Items from a data source:
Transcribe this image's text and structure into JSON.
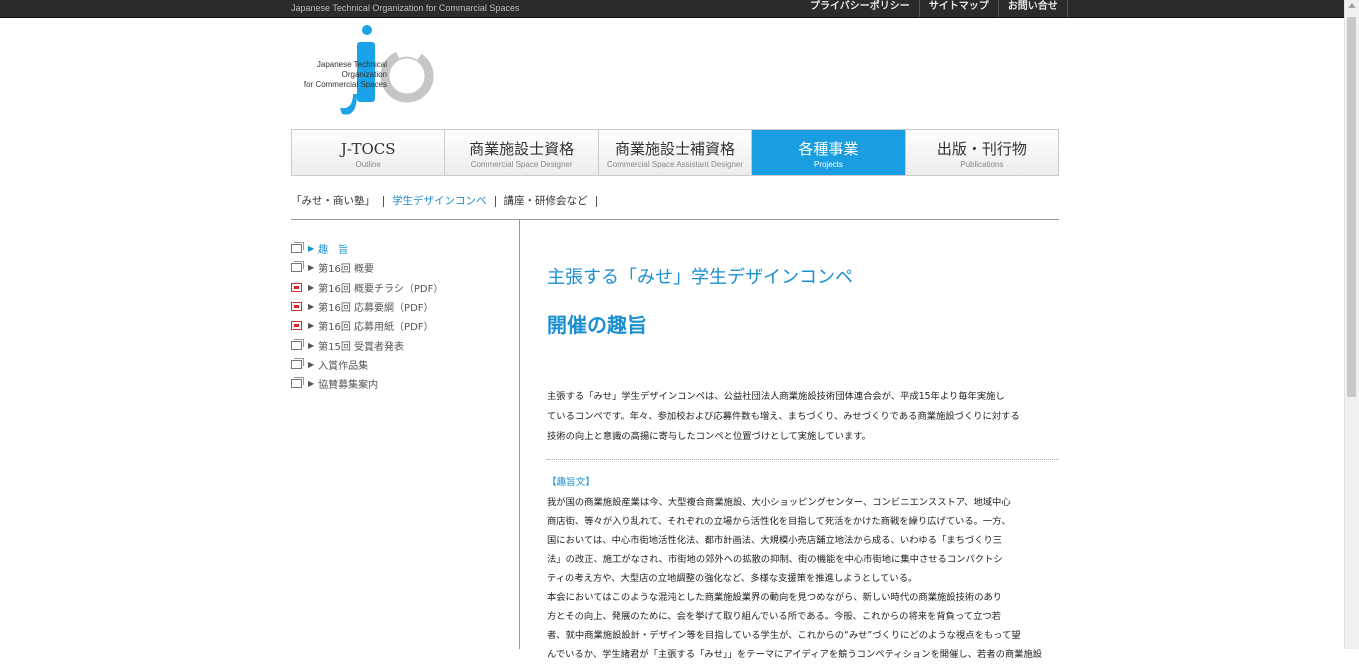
{
  "topbar": {
    "tagline": "Japanese Technical Organization for Commarcial Spaces",
    "links": [
      "プライバシーポリシー",
      "サイトマップ",
      "お問い合せ"
    ]
  },
  "logo": {
    "lines": [
      "Japanese Technical",
      "Organization",
      "for Commercial Spaces"
    ],
    "wordmark": "J-TOCS"
  },
  "mainnav": [
    {
      "jp": "J-TOCS",
      "en": "Outline",
      "active": false
    },
    {
      "jp": "商業施設士資格",
      "en": "Commercial Space Designer",
      "active": false
    },
    {
      "jp": "商業施設士補資格",
      "en": "Commercial Space Assistant Designer",
      "active": false
    },
    {
      "jp": "各種事業",
      "en": "Projects",
      "active": true
    },
    {
      "jp": "出版・刊行物",
      "en": "Publications",
      "active": false
    }
  ],
  "subnav": [
    "「みせ・商い塾」",
    "学生デザインコンペ",
    "講座・研修会など"
  ],
  "sidebar": [
    {
      "label": "趣　旨",
      "icon": "page-icon",
      "current": true
    },
    {
      "label": "第16回 概要",
      "icon": "page-icon",
      "current": false
    },
    {
      "label": "第16回 概要チラシ（PDF）",
      "icon": "pdf-icon",
      "current": false
    },
    {
      "label": "第16回 応募要綱（PDF）",
      "icon": "pdf-icon",
      "current": false
    },
    {
      "label": "第16回 応募用紙（PDF）",
      "icon": "pdf-icon",
      "current": false
    },
    {
      "label": "第15回 受賞者発表",
      "icon": "page-icon",
      "current": false
    },
    {
      "label": "入賞作品集",
      "icon": "page-icon",
      "current": false
    },
    {
      "label": "協賛募集案内",
      "icon": "page-icon",
      "current": false
    }
  ],
  "content": {
    "subtitle": "主張する「みせ」学生デザインコンペ",
    "title": "開催の趣旨",
    "lead": [
      "主張する「みせ」学生デザインコンペは、公益社団法人商業施設技術団体連合会が、平成15年より毎年実施し",
      "ているコンペです。年々、参加校および応募件数も増え、まちづくり、みせづくりである商業施設づくりに対する",
      "技術の向上と意識の高揚に寄与したコンペと位置づけとして実施しています。"
    ],
    "section_label": "【趣旨文】",
    "body": [
      "我が国の商業施設産業は今、大型複合商業施設、大小ショッピングセンター、コンビニエンスストア、地域中心",
      "商店街、等々が入り乱れて、それぞれの立場から活性化を目指して死活をかけた商戦を繰り広げている。一方、",
      "国においては、中心市街地活性化法、都市計画法、大規模小売店舗立地法から成る、いわゆる「まちづくり三",
      "法」の改正、施工がなされ、市街地の郊外への拡散の抑制、街の機能を中心市街地に集中させるコンパクトシ",
      "ティの考え方や、大型店の立地調整の強化など、多様な支援策を推進しようとしている。",
      "本会においてはこのような混沌とした商業施設業界の動向を見つめながら、新しい時代の商業施設技術のあり",
      "方とその向上、発展のために、会を挙げて取り組んでいる所である。今般、これからの将来を背負って立つ若",
      "者、就中商業施設設計・デザイン等を目指している学生が、これからの“みせ”づくりにどのような視点をもって望",
      "んでいるか、学生諸君が「主張する「みせ」」をテーマにアイディアを競うコンペティションを開催し、若者の商業施設"
    ]
  },
  "colors": {
    "accent": "#1a9ee1",
    "topbar": "#2b2b2b",
    "text": "#222222"
  }
}
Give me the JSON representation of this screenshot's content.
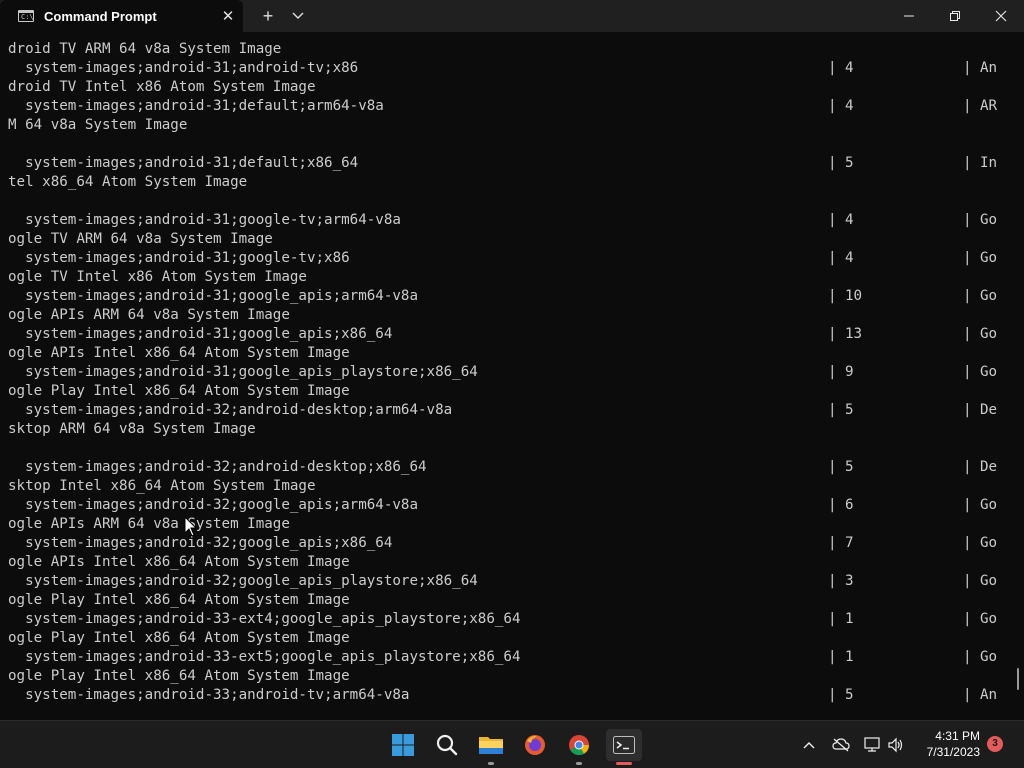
{
  "titlebar": {
    "tab_title": "Command Prompt",
    "tab_icon_text": "C:\\",
    "close_tab_glyph": "✕",
    "new_tab_glyph": "+",
    "dropdown_glyph": "⌄",
    "minimize_glyph": "—",
    "maximize_glyph": "❐",
    "close_glyph": "✕"
  },
  "terminal": {
    "lines": [
      {
        "text": "droid TV ARM 64 v8a System Image"
      },
      {
        "text": "  system-images;android-31;android-tv;x86",
        "count": "4",
        "desc": "An"
      },
      {
        "text": "droid TV Intel x86 Atom System Image"
      },
      {
        "text": "  system-images;android-31;default;arm64-v8a",
        "count": "4",
        "desc": "AR"
      },
      {
        "text": "M 64 v8a System Image"
      },
      {
        "text": ""
      },
      {
        "text": "  system-images;android-31;default;x86_64",
        "count": "5",
        "desc": "In"
      },
      {
        "text": "tel x86_64 Atom System Image"
      },
      {
        "text": ""
      },
      {
        "text": "  system-images;android-31;google-tv;arm64-v8a",
        "count": "4",
        "desc": "Go"
      },
      {
        "text": "ogle TV ARM 64 v8a System Image"
      },
      {
        "text": "  system-images;android-31;google-tv;x86",
        "count": "4",
        "desc": "Go"
      },
      {
        "text": "ogle TV Intel x86 Atom System Image"
      },
      {
        "text": "  system-images;android-31;google_apis;arm64-v8a",
        "count": "10",
        "desc": "Go"
      },
      {
        "text": "ogle APIs ARM 64 v8a System Image"
      },
      {
        "text": "  system-images;android-31;google_apis;x86_64",
        "count": "13",
        "desc": "Go"
      },
      {
        "text": "ogle APIs Intel x86_64 Atom System Image"
      },
      {
        "text": "  system-images;android-31;google_apis_playstore;x86_64",
        "count": "9",
        "desc": "Go"
      },
      {
        "text": "ogle Play Intel x86_64 Atom System Image"
      },
      {
        "text": "  system-images;android-32;android-desktop;arm64-v8a",
        "count": "5",
        "desc": "De"
      },
      {
        "text": "sktop ARM 64 v8a System Image"
      },
      {
        "text": ""
      },
      {
        "text": "  system-images;android-32;android-desktop;x86_64",
        "count": "5",
        "desc": "De"
      },
      {
        "text": "sktop Intel x86_64 Atom System Image"
      },
      {
        "text": "  system-images;android-32;google_apis;arm64-v8a",
        "count": "6",
        "desc": "Go"
      },
      {
        "text": "ogle APIs ARM 64 v8a System Image"
      },
      {
        "text": "  system-images;android-32;google_apis;x86_64",
        "count": "7",
        "desc": "Go"
      },
      {
        "text": "ogle APIs Intel x86_64 Atom System Image"
      },
      {
        "text": "  system-images;android-32;google_apis_playstore;x86_64",
        "count": "3",
        "desc": "Go"
      },
      {
        "text": "ogle Play Intel x86_64 Atom System Image"
      },
      {
        "text": "  system-images;android-33-ext4;google_apis_playstore;x86_64",
        "count": "1",
        "desc": "Go"
      },
      {
        "text": "ogle Play Intel x86_64 Atom System Image"
      },
      {
        "text": "  system-images;android-33-ext5;google_apis_playstore;x86_64",
        "count": "1",
        "desc": "Go"
      },
      {
        "text": "ogle Play Intel x86_64 Atom System Image"
      },
      {
        "text": "  system-images;android-33;android-tv;arm64-v8a",
        "count": "5",
        "desc": "An"
      }
    ]
  },
  "taskbar": {
    "apps": [
      "windows-start-icon",
      "search-icon",
      "file-explorer-icon",
      "firefox-icon",
      "chrome-icon",
      "terminal-icon"
    ],
    "clock_time": "4:31 PM",
    "clock_date": "7/31/2023",
    "notification_count": "3"
  }
}
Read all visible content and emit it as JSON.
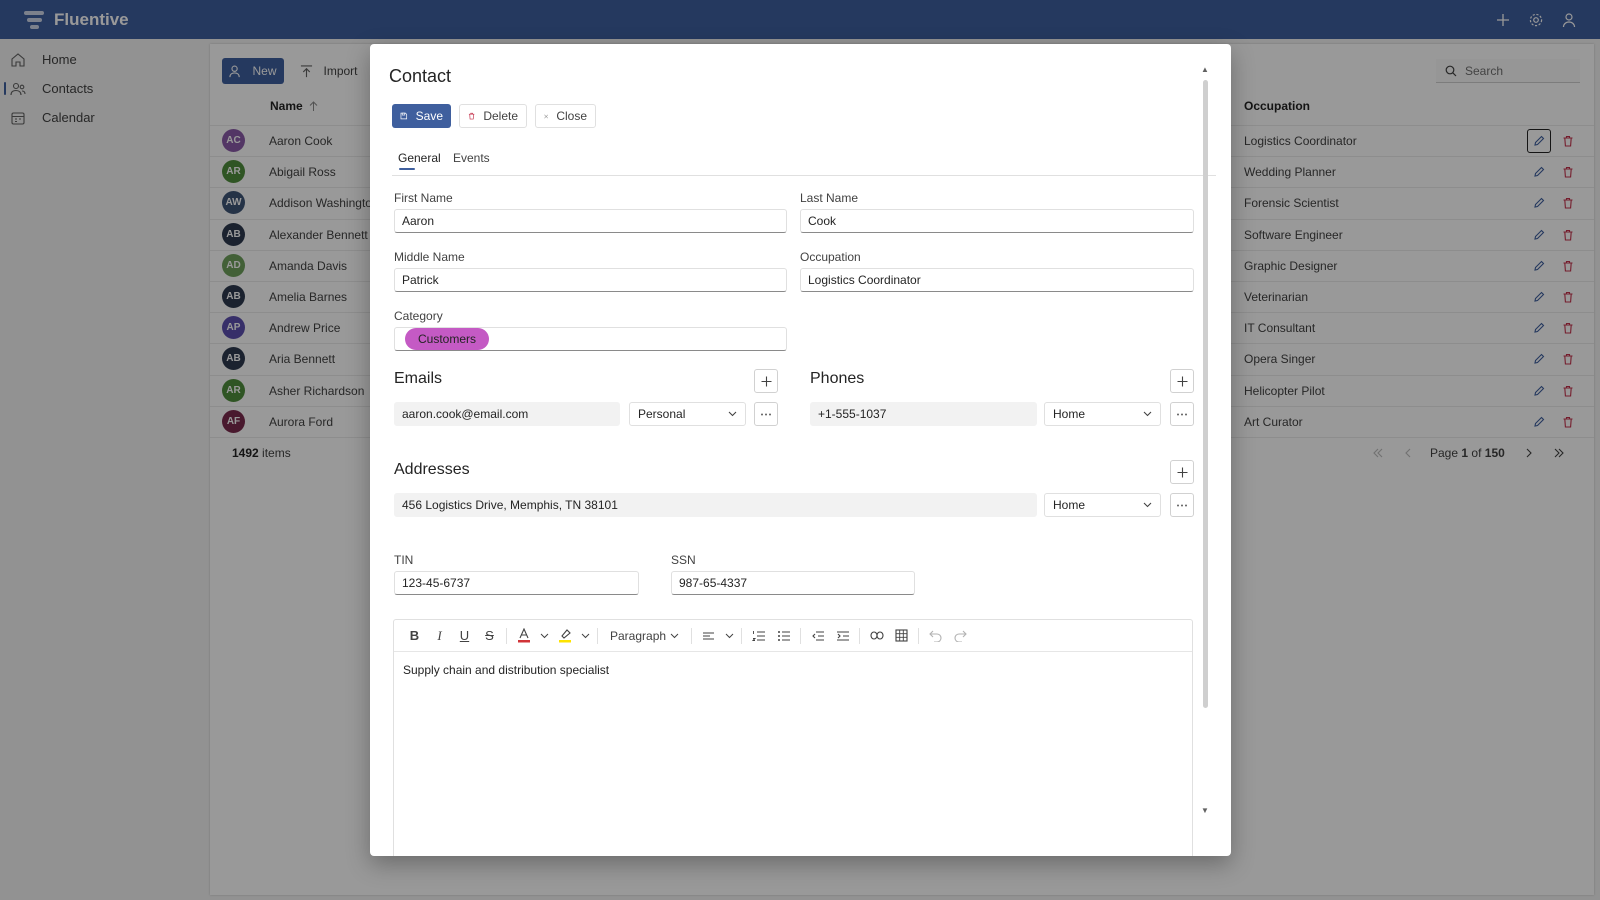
{
  "app": {
    "name": "Fluentive"
  },
  "nav": {
    "items": [
      {
        "label": "Home",
        "icon": "home-icon"
      },
      {
        "label": "Contacts",
        "icon": "contacts-icon",
        "active": true
      },
      {
        "label": "Calendar",
        "icon": "calendar-icon"
      }
    ]
  },
  "toolbar": {
    "new_label": "New",
    "import_label": "Import",
    "search_placeholder": "Search"
  },
  "grid": {
    "col_name": "Name",
    "col_occupation": "Occupation",
    "rows": [
      {
        "initials": "AC",
        "name": "Aaron Cook",
        "occupation": "Logistics Coordinator",
        "color": "#8a5ba8"
      },
      {
        "initials": "AR",
        "name": "Abigail Ross",
        "occupation": "Wedding Planner",
        "color": "#4f8e3c"
      },
      {
        "initials": "AW",
        "name": "Addison Washington",
        "occupation": "Forensic Scientist",
        "color": "#3e5577"
      },
      {
        "initials": "AB",
        "name": "Alexander Bennett",
        "occupation": "Software Engineer",
        "color": "#2d3a4f"
      },
      {
        "initials": "AD",
        "name": "Amanda Davis",
        "occupation": "Graphic Designer",
        "color": "#6ea05c"
      },
      {
        "initials": "AB",
        "name": "Amelia Barnes",
        "occupation": "Veterinarian",
        "color": "#2d3a4f"
      },
      {
        "initials": "AP",
        "name": "Andrew Price",
        "occupation": "IT Consultant",
        "color": "#5d4fb0"
      },
      {
        "initials": "AB",
        "name": "Aria Bennett",
        "occupation": "Opera Singer",
        "color": "#2d3a4f"
      },
      {
        "initials": "AR",
        "name": "Asher Richardson",
        "occupation": "Helicopter Pilot",
        "color": "#4f8e3c"
      },
      {
        "initials": "AF",
        "name": "Aurora Ford",
        "occupation": "Art Curator",
        "color": "#7b2a4d"
      }
    ],
    "items_count": "1492",
    "items_label": "items"
  },
  "pager": {
    "page_label": "Page",
    "current": "1",
    "of_label": "of",
    "total": "150"
  },
  "dialog": {
    "title": "Contact",
    "save_label": "Save",
    "delete_label": "Delete",
    "close_label": "Close",
    "tabs": [
      "General",
      "Events"
    ],
    "first_name_label": "First Name",
    "first_name": "Aaron",
    "last_name_label": "Last Name",
    "last_name": "Cook",
    "middle_name_label": "Middle Name",
    "middle_name": "Patrick",
    "occupation_label": "Occupation",
    "occupation": "Logistics Coordinator",
    "category_label": "Category",
    "category": "Customers",
    "emails_label": "Emails",
    "email": "aaron.cook@email.com",
    "email_type": "Personal",
    "phones_label": "Phones",
    "phone": "+1-555-1037",
    "phone_type": "Home",
    "addresses_label": "Addresses",
    "address": "456 Logistics Drive, Memphis, TN 38101",
    "address_type": "Home",
    "tin_label": "TIN",
    "tin": "123-45-6737",
    "ssn_label": "SSN",
    "ssn": "987-65-4337",
    "editor_paragraph": "Paragraph",
    "notes": "Supply chain and distribution specialist"
  }
}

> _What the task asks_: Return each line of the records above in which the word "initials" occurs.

> _Answer to this exercise_:
        "initials": "AC",
        "initials": "AR",
        "initials": "AW",
        "initials": "AB",
        "initials": "AD",
        "initials": "AB",
        "initials": "AP",
        "initials": "AB",
        "initials": "AR",
        "initials": "AF",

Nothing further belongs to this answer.